The Command Post has finally been updated and now has 160mm of drop, 16 positions, reduced top-out force, and increased stiffness with a 34.9mm seat tube.
2018 Specialized Command Post dropper actuation.
Two improvements have been made around the chain. The chainstay protector has been rethought and retitled. It’s now called the Chain Silencer. Instead of padding for a great big slap, Specialized added some filtering to soften the motion prior to stopping it, resulting in a very quiet ride and improved frame protection.
The upper chain guide has also been redesigned, adding strength and retention capability plus the convenience of tool-free chain removal.
Most modern frames have internal cabling. Some are easier to route than others. I’ve not seen any that are as easy as what this Stumpjumper has. From entry to exit, the routes are fully enclosed, even transitioning between the frame and the chainstays. It’s a total enclosure on both the carbon and alloy frames. Yes, you’ll need to open your brake line when installing new brakes, but properly installing them means cutting the line to length anyway.
Through redesigning the frame, stiffness increased, but the frame walls actually moved outward and became thinner so additional volume is available for the SWAT pocket. Specialized also removed the bezel that used to protrude. The door now attaches directly to the frame, and a full size water bottle still fits.
Bottom line, in Mtbr’s opinion the 2018 Stumpjumper addresses all rider requests we’ve heard, pushing beyond those minimums to create the bike both Specialized’s riders and designers want. It appears to be a daily do-it-all bike with few limitations, making rides easier and more enjoyable. After learning all of the information provided above, we had three days to ride the trails around Ainsa, Spain, to see for ourselves how it rode.
- Specialized engineers putting their product to work in the field, Mr. Ned Overend in hot pursuit. Photo by Harookz & Specialized
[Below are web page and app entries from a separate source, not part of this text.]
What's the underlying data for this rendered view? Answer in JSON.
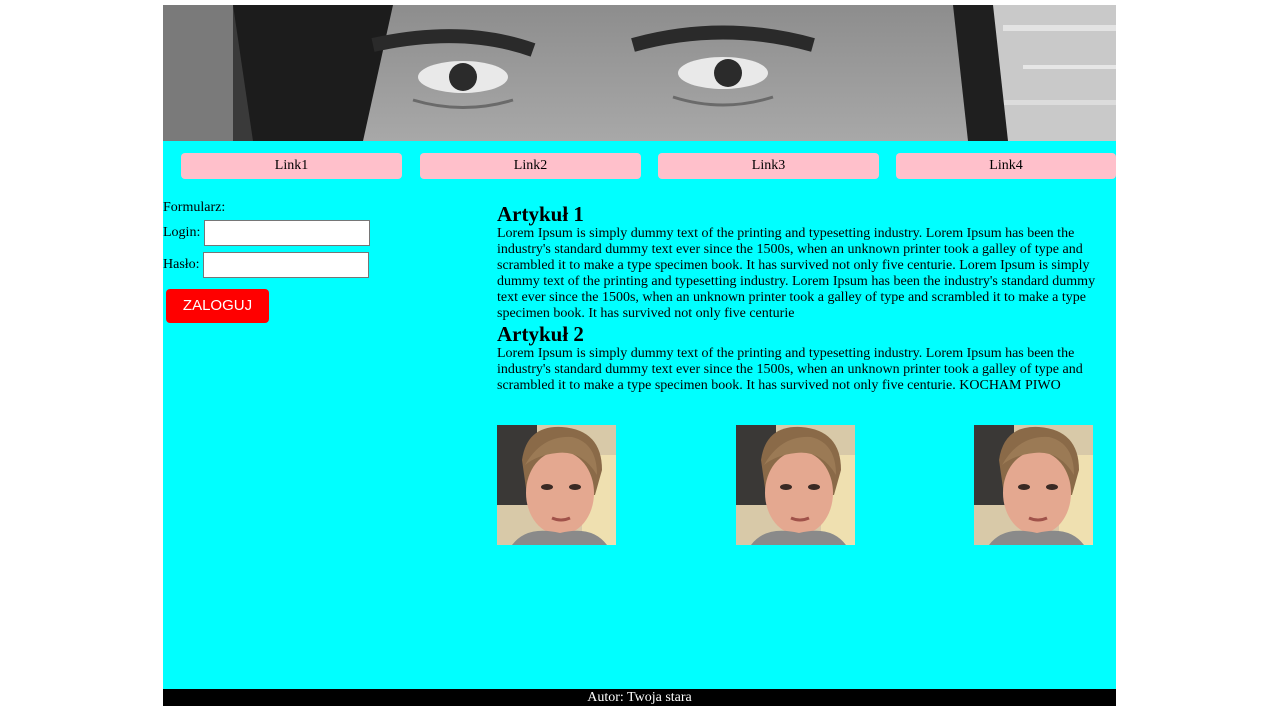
{
  "banner": {
    "image_desc_icon": "banner-face-photo"
  },
  "nav": {
    "links": [
      {
        "label": "Link1"
      },
      {
        "label": "Link2"
      },
      {
        "label": "Link3"
      },
      {
        "label": "Link4"
      }
    ]
  },
  "form": {
    "title": "Formularz:",
    "login_label": "Login:",
    "login_value": "",
    "password_label": "Hasło:",
    "password_value": "",
    "submit_label": "ZALOGUJ"
  },
  "articles": [
    {
      "title": "Artykuł 1",
      "body": "Lorem Ipsum is simply dummy text of the printing and typesetting industry. Lorem Ipsum has been the industry's standard dummy text ever since the 1500s, when an unknown printer took a galley of type and scrambled it to make a type specimen book. It has survived not only five centurie. Lorem Ipsum is simply dummy text of the printing and typesetting industry. Lorem Ipsum has been the industry's standard dummy text ever since the 1500s, when an unknown printer took a galley of type and scrambled it to make a type specimen book. It has survived not only five centurie"
    },
    {
      "title": "Artykuł 2",
      "body": "Lorem Ipsum is simply dummy text of the printing and typesetting industry. Lorem Ipsum has been the industry's standard dummy text ever since the 1500s, when an unknown printer took a galley of type and scrambled it to make a type specimen book. It has survived not only five centurie. KOCHAM PIWO"
    }
  ],
  "photos": [
    {
      "icon": "portrait-photo"
    },
    {
      "icon": "portrait-photo"
    },
    {
      "icon": "portrait-photo"
    }
  ],
  "footer": {
    "text": "Autor: Twoja stara"
  },
  "colors": {
    "page_bg": "#00ffff",
    "nav_link_bg": "#ffc0cb",
    "button_bg": "#ff0000",
    "footer_bg": "#000000"
  }
}
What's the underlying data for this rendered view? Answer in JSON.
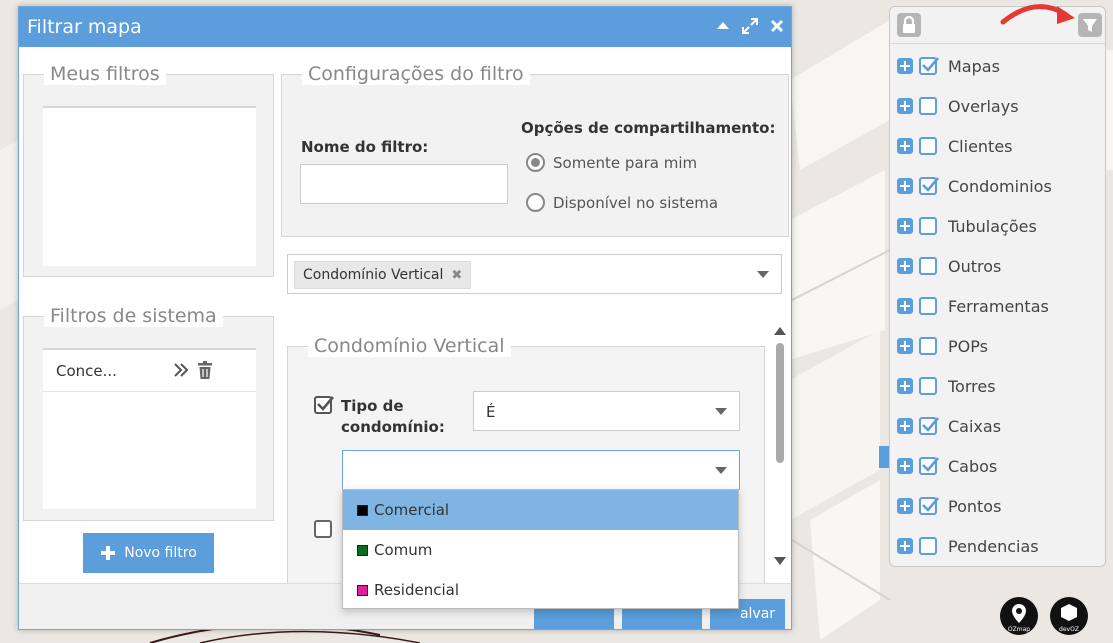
{
  "dialog": {
    "title": "Filtrar mapa",
    "my_filters": {
      "legend": "Meus filtros"
    },
    "system_filters": {
      "legend": "Filtros de sistema",
      "items": [
        {
          "label": "Conce..."
        }
      ]
    },
    "new_filter_label": "Novo filtro",
    "config": {
      "legend": "Configurações do filtro",
      "name_label": "Nome do filtro:",
      "name_value": "",
      "sharing_label": "Opções de compartilhamento:",
      "sharing_options": [
        {
          "label": "Somente para mim",
          "selected": true
        },
        {
          "label": "Disponível no sistema",
          "selected": false
        }
      ]
    },
    "layer_select": {
      "tag": "Condomínio Vertical"
    },
    "section": {
      "legend": "Condomínio Vertical",
      "field_label_line1": "Tipo de",
      "field_label_line2": "condomínio:",
      "field_checked": true,
      "operator_value": "É",
      "value_input": "",
      "second_checked": false
    },
    "dropdown_options": [
      {
        "label": "Comercial",
        "color": "#000000",
        "highlighted": true
      },
      {
        "label": "Comum",
        "color": "#0b6b1f",
        "highlighted": false
      },
      {
        "label": "Residencial",
        "color": "#e0209a",
        "highlighted": false
      }
    ],
    "footer": {
      "save_partial": "alvar"
    }
  },
  "layers": {
    "items": [
      {
        "label": "Mapas",
        "checked": true
      },
      {
        "label": "Overlays",
        "checked": false
      },
      {
        "label": "Clientes",
        "checked": false
      },
      {
        "label": "Condominios",
        "checked": true
      },
      {
        "label": "Tubulações",
        "checked": false
      },
      {
        "label": "Outros",
        "checked": false
      },
      {
        "label": "Ferramentas",
        "checked": false
      },
      {
        "label": "POPs",
        "checked": false
      },
      {
        "label": "Torres",
        "checked": false
      },
      {
        "label": "Caixas",
        "checked": true
      },
      {
        "label": "Cabos",
        "checked": true
      },
      {
        "label": "Pontos",
        "checked": true
      },
      {
        "label": "Pendencias",
        "checked": false
      }
    ]
  },
  "logos": {
    "ozmap": "OZmap",
    "devoz": "devOZ"
  },
  "colors": {
    "accent": "#5b9edb",
    "highlight": "#7fb4e3",
    "arrow": "#e53935"
  }
}
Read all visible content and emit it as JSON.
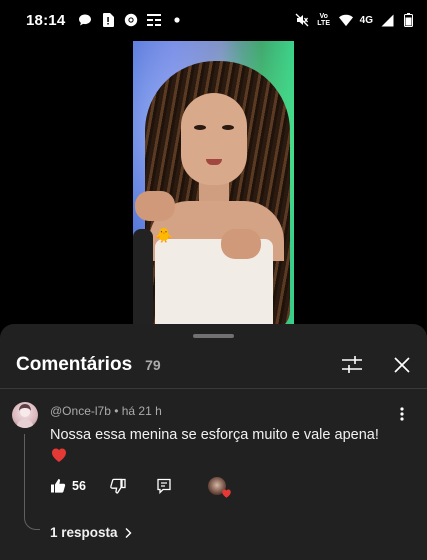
{
  "status_bar": {
    "time": "18:14",
    "volte_line1": "Vo",
    "volte_line2": "LTE",
    "network": "4G",
    "left_icons": [
      "chat-icon",
      "sim-alert-icon",
      "chrome-icon",
      "news-icon",
      "dot-icon"
    ],
    "right_icons": [
      "mute-icon",
      "wifi-icon",
      "signal-icon",
      "battery-icon"
    ]
  },
  "video": {
    "sticker": "🐥"
  },
  "comments_sheet": {
    "title": "Comentários",
    "count": "79",
    "header_icons": [
      "filter-icon",
      "close-icon"
    ],
    "comments": [
      {
        "author": "@Once-l7b",
        "time": "há 21 h",
        "meta": "@Once-l7b • há 21 h",
        "text": "Nossa essa menina se esforça muito e vale apena!",
        "emoji_line": "heart-emoji",
        "likes": "56",
        "replies_label": "1 resposta"
      }
    ]
  },
  "colors": {
    "sheet_bg": "#212121",
    "meta_text": "#aaaaaa",
    "heart_red": "#e53935"
  }
}
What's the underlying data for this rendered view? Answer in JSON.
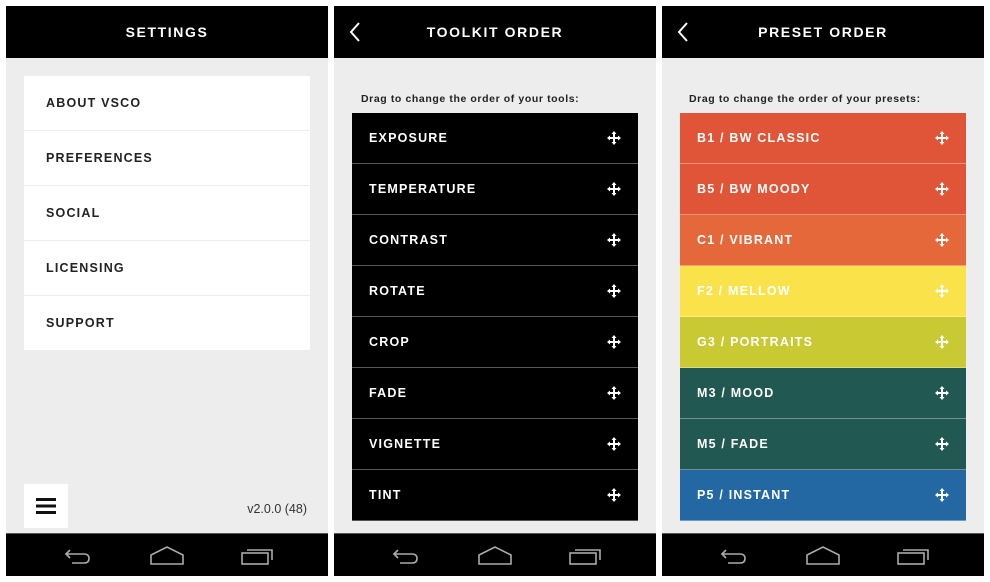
{
  "screens": {
    "settings": {
      "title": "SETTINGS",
      "items": [
        {
          "label": "ABOUT VSCO"
        },
        {
          "label": "PREFERENCES"
        },
        {
          "label": "SOCIAL"
        },
        {
          "label": "LICENSING"
        },
        {
          "label": "SUPPORT"
        }
      ],
      "menu_icon": "hamburger-menu-icon",
      "version": "v2.0.0 (48)"
    },
    "toolkit": {
      "title": "TOOLKIT ORDER",
      "back_icon": "chevron-left-icon",
      "instruction": "Drag to change the order of your tools:",
      "items": [
        {
          "label": "EXPOSURE"
        },
        {
          "label": "TEMPERATURE"
        },
        {
          "label": "CONTRAST"
        },
        {
          "label": "ROTATE"
        },
        {
          "label": "CROP"
        },
        {
          "label": "FADE"
        },
        {
          "label": "VIGNETTE"
        },
        {
          "label": "TINT"
        }
      ],
      "item_color": "#000000",
      "drag_icon": "move-arrows-icon"
    },
    "presets": {
      "title": "PRESET ORDER",
      "back_icon": "chevron-left-icon",
      "instruction": "Drag to change the order of your presets:",
      "items": [
        {
          "label": "B1 / BW CLASSIC",
          "color": "#e05537"
        },
        {
          "label": "B5 / BW MOODY",
          "color": "#e05537"
        },
        {
          "label": "C1 / VIBRANT",
          "color": "#e4683a"
        },
        {
          "label": "F2 / MELLOW",
          "color": "#f9e24a"
        },
        {
          "label": "G3 / PORTRAITS",
          "color": "#c9c934"
        },
        {
          "label": "M3 / MOOD",
          "color": "#225852"
        },
        {
          "label": "M5 / FADE",
          "color": "#225852"
        },
        {
          "label": "P5 / INSTANT",
          "color": "#2368a2"
        }
      ],
      "drag_icon": "move-arrows-icon"
    }
  },
  "system_nav": {
    "icons": [
      "back-icon",
      "home-icon",
      "recent-apps-icon"
    ]
  },
  "colors": {
    "topbar": "#000000",
    "background": "#ededed",
    "list_background": "#ffffff"
  }
}
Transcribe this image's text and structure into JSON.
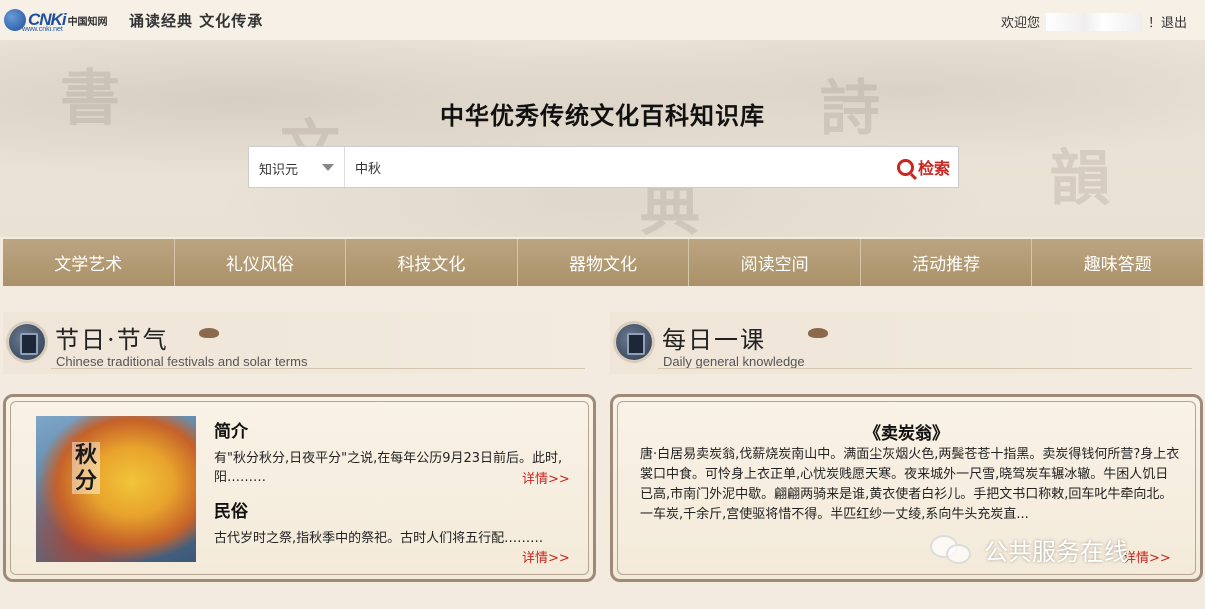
{
  "topbar": {
    "logo_text": "CNKi",
    "logo_cn": "中国知网",
    "logo_sub": "www.cnki.net",
    "slogan": "诵读经典 文化传承",
    "welcome": "欢迎您",
    "exclaim": "！",
    "logout": "退出"
  },
  "hero": {
    "title": "中华优秀传统文化百科知识库",
    "search": {
      "select_value": "知识元",
      "query": "中秋",
      "button_label": "检索"
    }
  },
  "nav": {
    "items": [
      "文学艺术",
      "礼仪风俗",
      "科技文化",
      "器物文化",
      "阅读空间",
      "活动推荐",
      "趣味答题"
    ]
  },
  "festivals": {
    "title": "节日·节气",
    "subtitle": "Chinese traditional festivals and solar terms",
    "image_text": "秋分",
    "intro_title": "简介",
    "intro_text": "有\"秋分秋分,日夜平分\"之说,在每年公历9月23日前后。此时,阳………",
    "custom_title": "民俗",
    "custom_text": "古代岁时之祭,指秋季中的祭祀。古时人们将五行配………",
    "more": "详情>>"
  },
  "daily": {
    "title": "每日一课",
    "subtitle": "Daily general knowledge",
    "poem_title": "《卖炭翁》",
    "poem_text": "唐·白居易卖炭翁,伐薪烧炭南山中。满面尘灰烟火色,两鬓苍苍十指黑。卖炭得钱何所营?身上衣裳口中食。可怜身上衣正单,心忧炭贱愿天寒。夜来城外一尺雪,晓驾炭车辗冰辙。牛困人饥日已高,市南门外泥中歇。翩翩两骑来是谁,黄衣使者白衫儿。手把文书口称敕,回车叱牛牵向北。一车炭,千余斤,宫使驱将惜不得。半匹红纱一丈绫,系向牛头充炭直...",
    "more": "详情>>"
  },
  "watermark": "公共服务在线"
}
- Even the marketing guy likes to party. “Product testing,” looks legit. Photo by Harookz & Specialized